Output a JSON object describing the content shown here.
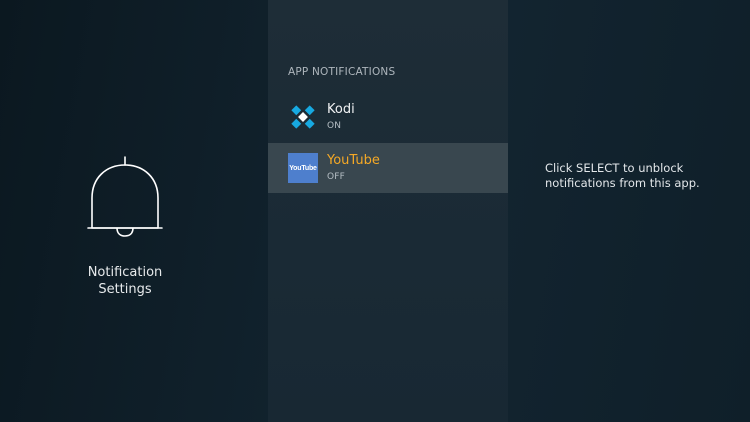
{
  "left": {
    "icon": "bell-icon",
    "title_line1": "Notification",
    "title_line2": "Settings"
  },
  "middle": {
    "header": "APP NOTIFICATIONS",
    "apps": [
      {
        "name": "Kodi",
        "status": "ON",
        "icon": "kodi-logo-icon"
      },
      {
        "name": "YouTube",
        "status": "OFF",
        "icon": "youtube-logo-icon",
        "icon_text": "YouTube",
        "selected": true
      }
    ]
  },
  "right": {
    "hint": "Click SELECT to unblock notifications from this app."
  },
  "colors": {
    "selected_text": "#f4a826",
    "selected_row": "#39474f",
    "kodi_blue": "#17a9e1",
    "youtube_tile": "#4e7fcd"
  }
}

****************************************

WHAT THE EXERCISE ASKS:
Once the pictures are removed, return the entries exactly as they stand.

TASK RESPONSE:
Output a JSON object describing the content shown here.
{
  "left": {
    "icon": "bell-icon",
    "title_line1": "Notification",
    "title_line2": "Settings"
  },
  "middle": {
    "header": "APP NOTIFICATIONS",
    "apps": [
      {
        "name": "Kodi",
        "status": "ON",
        "icon": "kodi-logo-icon"
      },
      {
        "name": "YouTube",
        "status": "OFF",
        "icon": "youtube-logo-icon",
        "icon_text": "YouTube",
        "selected": true
      }
    ]
  },
  "right": {
    "hint": "Click SELECT to unblock notifications from this app."
  },
  "colors": {
    "selected_text": "#f4a826",
    "selected_row": "#39474f",
    "kodi_blue": "#17a9e1",
    "youtube_tile": "#4e7fcd"
  }
}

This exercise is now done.